And yet what are we to do with Jesus’ initial refusal to answer the woman, and even more with his words to her about the difference between beloved children and mangy mutts? Do these words reveal his heart? These words are opaque and hard to understand. We might ‘take offense’ at them. And yet this incident reveals something to us. They reveal both God’s eternal choosing the house of Israel and his mercy upon all who come to him in faith through Jesus, the King of Israel. The heart of God elects his people and calls all peoples. The heart of God has room for both Jews and Gentiles, in fact the heart of God has room for all people. The words of Jesus that ring in the woman’s ears for as long as she lives are not about children and dogs but about faith and mercy.


And this story is also the concrete example of the abstract teaching about faith which Jesus wants to communicate to his disciples. The one you should imitate is not the secure insider who takes offense at every little thing. The one you should imitate is the one who comes begging for even the scraps of God’s mercy.

For if ‘what comes out of the mouth proceeds from the heart,’ then the words of the woman, ‘Have mercy, Lord, help me’ is the heart that God desires.

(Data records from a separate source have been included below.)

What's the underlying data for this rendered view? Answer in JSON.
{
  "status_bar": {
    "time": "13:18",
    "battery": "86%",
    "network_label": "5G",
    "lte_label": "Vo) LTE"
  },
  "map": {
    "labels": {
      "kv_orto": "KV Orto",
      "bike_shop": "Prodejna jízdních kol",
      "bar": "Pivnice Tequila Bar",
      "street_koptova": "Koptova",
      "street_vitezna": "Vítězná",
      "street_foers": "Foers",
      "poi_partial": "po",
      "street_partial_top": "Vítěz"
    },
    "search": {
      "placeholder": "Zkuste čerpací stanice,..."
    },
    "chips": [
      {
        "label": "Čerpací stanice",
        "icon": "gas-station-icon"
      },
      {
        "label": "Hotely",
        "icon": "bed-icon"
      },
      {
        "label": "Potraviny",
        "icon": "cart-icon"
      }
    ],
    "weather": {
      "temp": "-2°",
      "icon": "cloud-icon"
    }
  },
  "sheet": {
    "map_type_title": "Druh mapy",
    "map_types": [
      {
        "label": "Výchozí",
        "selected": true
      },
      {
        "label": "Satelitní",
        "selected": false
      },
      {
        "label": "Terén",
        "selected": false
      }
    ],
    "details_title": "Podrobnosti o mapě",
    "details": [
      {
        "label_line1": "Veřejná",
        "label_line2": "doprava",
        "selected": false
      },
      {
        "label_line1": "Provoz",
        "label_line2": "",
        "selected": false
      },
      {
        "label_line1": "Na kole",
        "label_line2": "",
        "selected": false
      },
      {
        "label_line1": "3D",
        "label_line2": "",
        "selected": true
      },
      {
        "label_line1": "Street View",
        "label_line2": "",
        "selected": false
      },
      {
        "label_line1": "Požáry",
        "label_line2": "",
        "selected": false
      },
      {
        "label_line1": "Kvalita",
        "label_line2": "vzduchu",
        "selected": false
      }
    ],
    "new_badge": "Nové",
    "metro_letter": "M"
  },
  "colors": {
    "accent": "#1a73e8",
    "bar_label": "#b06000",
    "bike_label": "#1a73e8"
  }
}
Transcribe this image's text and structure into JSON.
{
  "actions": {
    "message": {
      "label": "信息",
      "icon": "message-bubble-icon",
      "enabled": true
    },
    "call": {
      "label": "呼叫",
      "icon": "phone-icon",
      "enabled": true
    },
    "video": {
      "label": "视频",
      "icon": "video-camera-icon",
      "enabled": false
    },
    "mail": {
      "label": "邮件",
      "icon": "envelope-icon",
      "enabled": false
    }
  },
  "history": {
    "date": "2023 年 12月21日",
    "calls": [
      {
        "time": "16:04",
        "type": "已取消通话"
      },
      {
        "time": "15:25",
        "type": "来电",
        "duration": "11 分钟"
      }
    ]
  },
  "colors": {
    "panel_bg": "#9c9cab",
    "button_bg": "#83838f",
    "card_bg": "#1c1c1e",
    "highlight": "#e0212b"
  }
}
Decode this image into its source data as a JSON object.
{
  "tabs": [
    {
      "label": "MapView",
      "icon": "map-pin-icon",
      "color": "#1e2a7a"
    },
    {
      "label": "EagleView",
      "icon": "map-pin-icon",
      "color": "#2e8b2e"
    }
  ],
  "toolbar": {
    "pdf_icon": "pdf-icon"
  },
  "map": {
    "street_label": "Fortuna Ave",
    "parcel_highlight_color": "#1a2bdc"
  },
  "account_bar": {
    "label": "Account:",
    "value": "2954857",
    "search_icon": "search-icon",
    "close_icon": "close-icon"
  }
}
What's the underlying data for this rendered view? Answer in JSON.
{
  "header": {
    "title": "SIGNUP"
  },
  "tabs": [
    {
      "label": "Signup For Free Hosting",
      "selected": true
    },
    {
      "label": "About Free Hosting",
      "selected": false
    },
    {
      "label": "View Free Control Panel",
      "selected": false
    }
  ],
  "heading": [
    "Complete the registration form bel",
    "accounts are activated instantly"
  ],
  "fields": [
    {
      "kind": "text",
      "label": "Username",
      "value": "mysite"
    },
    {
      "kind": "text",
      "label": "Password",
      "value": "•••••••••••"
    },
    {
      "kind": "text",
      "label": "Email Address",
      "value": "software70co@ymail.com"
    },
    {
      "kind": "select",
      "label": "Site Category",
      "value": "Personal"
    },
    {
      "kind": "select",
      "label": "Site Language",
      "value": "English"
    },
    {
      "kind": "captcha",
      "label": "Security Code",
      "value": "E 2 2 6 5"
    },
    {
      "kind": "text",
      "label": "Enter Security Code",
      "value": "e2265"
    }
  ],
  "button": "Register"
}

We are disciples of Jesus Christ. The angry words of taking offense we sometimes speak reveal to us that the old self is still hanging around. They reveal to us our ‘little faith,’ that we have yet much to learn, that the Holy Spirit yet has work to do with us. And yet in baptism into Christ we are called children of God and called to the life of asking for mercy and showing mercy. May these words sink down into our hearts, so that in asking faithfully from pure hearts we may please our heavenly Father, who delights in giving us far more than we can ask or imagine.   


The Rev. Maurice C. Frontz,

St Stephen Lutheran Church

August 16, 2020